Many people in middle and low income jobs have barely seen any improvement in their incomes over the past 30 years, a report from the TUC says.
Low income workers have seen their pay rise by 27% in real terms over the past 30 years but rises for the top 10% of earners have been four times higher.
Its report found a "sharp divide" in earnings growth between professions.
While medical practitioners saw a 153% rise since the late 1970s, bakers' wages fell by 1%.
Wages grew by over 100% for judges, barristers and solicitors, while they fell by 5% for forklift truck drivers and 3% for packers and bottlers in the same period.
Its report, called "The Livelihood Crisis" by Stewart Lansley, says there has been a steady growth in "bad jobs", offering poor wages and job security.
It says there are almost twice as many people now earning a third less than the median compared with 1977.
It added that a significant proportion of workers have received little if any financial benefit from the doubling in size of the British economy in the last 30 years.
TUC general secretary Brendan Barber said: "People often cite the recession as the source of this income squeeze but a livelihood crisis has been brewing in Britain for decades.
"The financial crash has exposed decades of limp wage growth offset by soaring household debt."
Mr Barber says the nation's entire economy needs to be radically transformed.
"The financial crisis should have led to a fundamental economic rethink but instead our discredited model of market capitalism has somehow emerged unscathed.
"Far from making the changes that we need, the coalition is instead introducing more punitive measures against those on low and middle incomes.

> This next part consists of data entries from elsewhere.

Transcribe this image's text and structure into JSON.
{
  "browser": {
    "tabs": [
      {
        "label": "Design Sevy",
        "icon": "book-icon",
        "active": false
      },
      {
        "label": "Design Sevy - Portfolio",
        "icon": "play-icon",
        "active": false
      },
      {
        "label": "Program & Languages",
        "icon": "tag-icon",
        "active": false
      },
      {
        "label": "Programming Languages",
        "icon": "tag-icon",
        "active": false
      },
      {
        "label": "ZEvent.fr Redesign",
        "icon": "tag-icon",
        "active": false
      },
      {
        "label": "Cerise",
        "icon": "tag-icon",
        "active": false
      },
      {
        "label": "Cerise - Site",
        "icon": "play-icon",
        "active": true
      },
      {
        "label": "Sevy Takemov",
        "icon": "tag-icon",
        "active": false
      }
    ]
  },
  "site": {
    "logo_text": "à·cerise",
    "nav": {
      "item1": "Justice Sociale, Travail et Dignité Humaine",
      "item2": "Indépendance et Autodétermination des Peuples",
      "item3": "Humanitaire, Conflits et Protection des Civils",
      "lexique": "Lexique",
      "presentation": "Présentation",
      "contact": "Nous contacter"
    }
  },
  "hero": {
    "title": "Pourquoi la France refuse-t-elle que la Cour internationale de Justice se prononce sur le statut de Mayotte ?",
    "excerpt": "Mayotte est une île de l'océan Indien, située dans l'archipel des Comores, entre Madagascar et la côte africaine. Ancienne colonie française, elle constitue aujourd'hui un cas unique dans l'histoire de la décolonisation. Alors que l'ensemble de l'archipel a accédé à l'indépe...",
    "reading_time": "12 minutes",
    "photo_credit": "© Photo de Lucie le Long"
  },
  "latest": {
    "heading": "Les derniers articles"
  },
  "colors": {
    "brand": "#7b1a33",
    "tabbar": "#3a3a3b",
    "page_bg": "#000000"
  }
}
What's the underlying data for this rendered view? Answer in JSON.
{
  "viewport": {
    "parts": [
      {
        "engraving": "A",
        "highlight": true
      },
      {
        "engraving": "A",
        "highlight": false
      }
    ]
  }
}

"Unless we radically transform our economy - from recasting the role of the state to prioritising a fairer distribution of new wealth and jobs - we will simply be storing up more problems for the future."